The racist housing practice known as redlining, which originated in the 1930s and ’40s identified majority-minority neighborhoods as high-risk areas for mortgage insurance. The term “redlining” originated from the color used on maps created more than 80 years ago by the Home Owners’ Loan Corporation, a federal agency. Incorporated into housing guidelines by other government agencies, such as the Federal Housing Administration and the Department of Veterans Affairs, the strategy effectively created pockets of poverty that prevented residents of such areas from realizing homeownership.

Additionally, the effects of these policies negatively affected the health of people of color.

For the study, a research team targeted the area around Rochester and utilized a state database that recorded live births that occurred from 2005 to 2018. Scientists pinpointed preterm babies—those born in less than 37 weeks—by ZIP code and race. Scientists also collected data on individuals’ income, poverty and education levels from U.S. Census Bureau community surveys.

Preterm births are linked with an elevated risk for the development of behavioral, social and emotional issues, learning problems, attention-deficit hyperactivity disorder or ADHD, and sudden infant death syndrome.

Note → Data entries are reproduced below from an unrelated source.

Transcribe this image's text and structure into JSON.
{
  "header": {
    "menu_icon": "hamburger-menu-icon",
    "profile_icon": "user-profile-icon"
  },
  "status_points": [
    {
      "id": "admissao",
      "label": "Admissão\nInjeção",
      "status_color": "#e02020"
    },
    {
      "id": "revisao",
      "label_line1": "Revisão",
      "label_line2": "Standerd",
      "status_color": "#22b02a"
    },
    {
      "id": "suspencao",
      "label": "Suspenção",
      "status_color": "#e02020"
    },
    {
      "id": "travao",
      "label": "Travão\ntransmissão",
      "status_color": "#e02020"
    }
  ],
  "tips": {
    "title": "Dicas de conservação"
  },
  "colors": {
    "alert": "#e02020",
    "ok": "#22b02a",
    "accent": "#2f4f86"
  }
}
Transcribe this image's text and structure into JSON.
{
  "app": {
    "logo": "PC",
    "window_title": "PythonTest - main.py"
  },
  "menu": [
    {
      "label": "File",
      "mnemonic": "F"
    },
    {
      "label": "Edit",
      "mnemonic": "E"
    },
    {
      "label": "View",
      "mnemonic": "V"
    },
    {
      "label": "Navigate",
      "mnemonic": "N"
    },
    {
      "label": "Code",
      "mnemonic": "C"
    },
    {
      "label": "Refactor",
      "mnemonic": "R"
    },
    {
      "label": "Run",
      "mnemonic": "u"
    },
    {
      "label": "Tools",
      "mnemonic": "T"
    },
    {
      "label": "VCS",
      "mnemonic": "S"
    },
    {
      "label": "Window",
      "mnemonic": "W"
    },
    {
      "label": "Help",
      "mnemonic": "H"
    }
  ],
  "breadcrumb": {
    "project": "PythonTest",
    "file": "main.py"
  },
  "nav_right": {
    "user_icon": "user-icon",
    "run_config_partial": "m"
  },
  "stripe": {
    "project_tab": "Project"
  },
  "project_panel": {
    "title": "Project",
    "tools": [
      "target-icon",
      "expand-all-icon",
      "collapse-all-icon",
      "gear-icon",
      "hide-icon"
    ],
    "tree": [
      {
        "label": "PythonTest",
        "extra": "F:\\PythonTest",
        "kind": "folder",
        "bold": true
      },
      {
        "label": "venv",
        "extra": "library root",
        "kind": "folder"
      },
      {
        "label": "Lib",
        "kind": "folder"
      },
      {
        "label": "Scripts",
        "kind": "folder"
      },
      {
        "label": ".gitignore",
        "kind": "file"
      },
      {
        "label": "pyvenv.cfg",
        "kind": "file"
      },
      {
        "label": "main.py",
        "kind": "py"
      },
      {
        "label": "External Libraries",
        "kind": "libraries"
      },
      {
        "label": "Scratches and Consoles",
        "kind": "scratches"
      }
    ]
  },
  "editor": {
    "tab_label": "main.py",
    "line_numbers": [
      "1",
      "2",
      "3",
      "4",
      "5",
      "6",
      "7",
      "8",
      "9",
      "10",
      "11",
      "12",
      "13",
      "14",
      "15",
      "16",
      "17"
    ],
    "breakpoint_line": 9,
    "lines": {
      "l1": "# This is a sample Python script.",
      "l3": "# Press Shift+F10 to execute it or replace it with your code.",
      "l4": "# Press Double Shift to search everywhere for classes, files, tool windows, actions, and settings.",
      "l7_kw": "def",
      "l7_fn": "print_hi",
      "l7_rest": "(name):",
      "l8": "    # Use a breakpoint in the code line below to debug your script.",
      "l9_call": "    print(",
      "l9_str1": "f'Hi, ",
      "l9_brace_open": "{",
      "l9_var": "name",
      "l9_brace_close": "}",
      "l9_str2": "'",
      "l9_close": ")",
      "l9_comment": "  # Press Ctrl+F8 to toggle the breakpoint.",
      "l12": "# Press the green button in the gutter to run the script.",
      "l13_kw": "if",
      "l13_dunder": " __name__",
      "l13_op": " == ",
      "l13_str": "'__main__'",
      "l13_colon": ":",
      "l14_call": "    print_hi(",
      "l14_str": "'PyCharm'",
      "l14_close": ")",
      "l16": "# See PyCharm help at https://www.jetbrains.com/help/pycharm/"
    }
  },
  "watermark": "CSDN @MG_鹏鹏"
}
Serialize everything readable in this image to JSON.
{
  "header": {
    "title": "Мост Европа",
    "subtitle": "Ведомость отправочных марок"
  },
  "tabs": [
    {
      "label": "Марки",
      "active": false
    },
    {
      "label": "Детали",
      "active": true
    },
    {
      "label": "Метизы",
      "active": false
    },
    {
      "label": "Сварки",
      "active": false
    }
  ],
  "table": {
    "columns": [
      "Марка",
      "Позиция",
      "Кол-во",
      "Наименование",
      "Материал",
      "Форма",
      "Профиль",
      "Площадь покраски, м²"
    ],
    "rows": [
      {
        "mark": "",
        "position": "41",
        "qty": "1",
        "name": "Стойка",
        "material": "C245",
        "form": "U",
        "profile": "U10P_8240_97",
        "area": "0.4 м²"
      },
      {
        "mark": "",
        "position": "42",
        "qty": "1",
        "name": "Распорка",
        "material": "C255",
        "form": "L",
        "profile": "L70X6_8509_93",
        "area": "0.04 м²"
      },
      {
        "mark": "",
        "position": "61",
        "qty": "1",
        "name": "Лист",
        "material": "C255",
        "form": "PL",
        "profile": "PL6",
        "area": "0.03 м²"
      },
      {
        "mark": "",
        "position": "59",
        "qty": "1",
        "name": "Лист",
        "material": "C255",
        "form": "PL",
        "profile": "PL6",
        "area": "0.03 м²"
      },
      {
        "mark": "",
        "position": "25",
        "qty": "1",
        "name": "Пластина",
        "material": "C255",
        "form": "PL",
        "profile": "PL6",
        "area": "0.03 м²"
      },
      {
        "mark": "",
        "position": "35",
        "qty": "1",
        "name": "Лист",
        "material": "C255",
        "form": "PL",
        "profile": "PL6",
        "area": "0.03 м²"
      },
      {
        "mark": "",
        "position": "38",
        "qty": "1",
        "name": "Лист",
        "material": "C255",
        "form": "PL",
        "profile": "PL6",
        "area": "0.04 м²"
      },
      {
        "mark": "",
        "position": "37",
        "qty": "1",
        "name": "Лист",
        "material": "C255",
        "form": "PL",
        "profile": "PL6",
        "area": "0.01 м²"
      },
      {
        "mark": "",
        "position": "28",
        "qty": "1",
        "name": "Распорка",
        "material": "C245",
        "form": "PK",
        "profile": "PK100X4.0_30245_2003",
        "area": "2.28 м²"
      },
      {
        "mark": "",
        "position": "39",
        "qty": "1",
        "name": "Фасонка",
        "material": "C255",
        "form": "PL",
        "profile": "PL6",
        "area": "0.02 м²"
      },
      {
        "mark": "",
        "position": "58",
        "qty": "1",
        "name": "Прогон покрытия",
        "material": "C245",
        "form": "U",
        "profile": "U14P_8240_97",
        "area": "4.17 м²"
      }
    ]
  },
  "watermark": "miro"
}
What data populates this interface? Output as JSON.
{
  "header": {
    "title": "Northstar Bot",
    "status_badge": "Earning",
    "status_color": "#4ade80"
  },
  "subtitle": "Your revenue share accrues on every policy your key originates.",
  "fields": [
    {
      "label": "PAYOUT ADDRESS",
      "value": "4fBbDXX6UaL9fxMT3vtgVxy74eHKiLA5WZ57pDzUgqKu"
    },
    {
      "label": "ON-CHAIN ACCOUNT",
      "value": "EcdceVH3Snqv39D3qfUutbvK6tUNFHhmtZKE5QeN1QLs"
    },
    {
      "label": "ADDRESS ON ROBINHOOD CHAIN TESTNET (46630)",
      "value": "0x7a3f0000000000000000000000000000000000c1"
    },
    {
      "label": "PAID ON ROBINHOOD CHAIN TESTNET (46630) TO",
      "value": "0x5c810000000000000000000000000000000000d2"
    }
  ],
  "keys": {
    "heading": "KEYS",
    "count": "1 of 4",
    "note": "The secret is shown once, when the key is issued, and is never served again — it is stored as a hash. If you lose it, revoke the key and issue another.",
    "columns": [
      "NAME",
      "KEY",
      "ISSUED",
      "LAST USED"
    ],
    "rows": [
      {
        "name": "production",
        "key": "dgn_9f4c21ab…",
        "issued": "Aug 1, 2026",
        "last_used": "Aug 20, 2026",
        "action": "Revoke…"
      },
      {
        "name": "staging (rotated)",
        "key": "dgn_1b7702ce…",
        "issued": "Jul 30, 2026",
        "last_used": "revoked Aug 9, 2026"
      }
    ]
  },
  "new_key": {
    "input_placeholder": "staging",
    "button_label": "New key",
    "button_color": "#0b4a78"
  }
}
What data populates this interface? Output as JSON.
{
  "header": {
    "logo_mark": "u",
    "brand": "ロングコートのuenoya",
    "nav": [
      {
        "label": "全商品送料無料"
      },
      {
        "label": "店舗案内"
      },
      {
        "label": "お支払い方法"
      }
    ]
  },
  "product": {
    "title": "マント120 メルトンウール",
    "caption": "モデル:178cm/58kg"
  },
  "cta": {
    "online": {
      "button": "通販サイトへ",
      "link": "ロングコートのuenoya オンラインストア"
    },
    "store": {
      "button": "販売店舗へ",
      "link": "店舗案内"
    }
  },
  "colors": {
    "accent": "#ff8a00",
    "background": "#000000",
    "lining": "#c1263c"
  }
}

Investigators noted that among almost 200,000 births, preterm births occurred at a rate of 12.38% in neighborhoods identified as “high risk” for mortgages according to the Home Owners’ map, compared with 7.55% in areas classified as “best” or “still desirable.” Additionally, researchers observed that pregnant women who lived in redlined areas experienced more health issues, such as pregnancy-related hypertension and newborn complications requiring admission of the child to intensive care.

“This is further evidence of the influence of a legacy of structural racism on the disproportional burden of adverse pregnancy outcomes for Black women in the U.S.,” said Stefanie Hollenbach, MD, MS, an assistant professor in URMC’s department of obstetrics and gynecology and coauthor of the study. “The fact that racially discriminatory home lending patterns from the 1940s are associated with contemporary preterm birth rates can inform us that the legacy of government-sanctioned discrimination persists to this day.”

To learn more about the effects where people live have on health read, “When It Comes to Health, Place Matters.”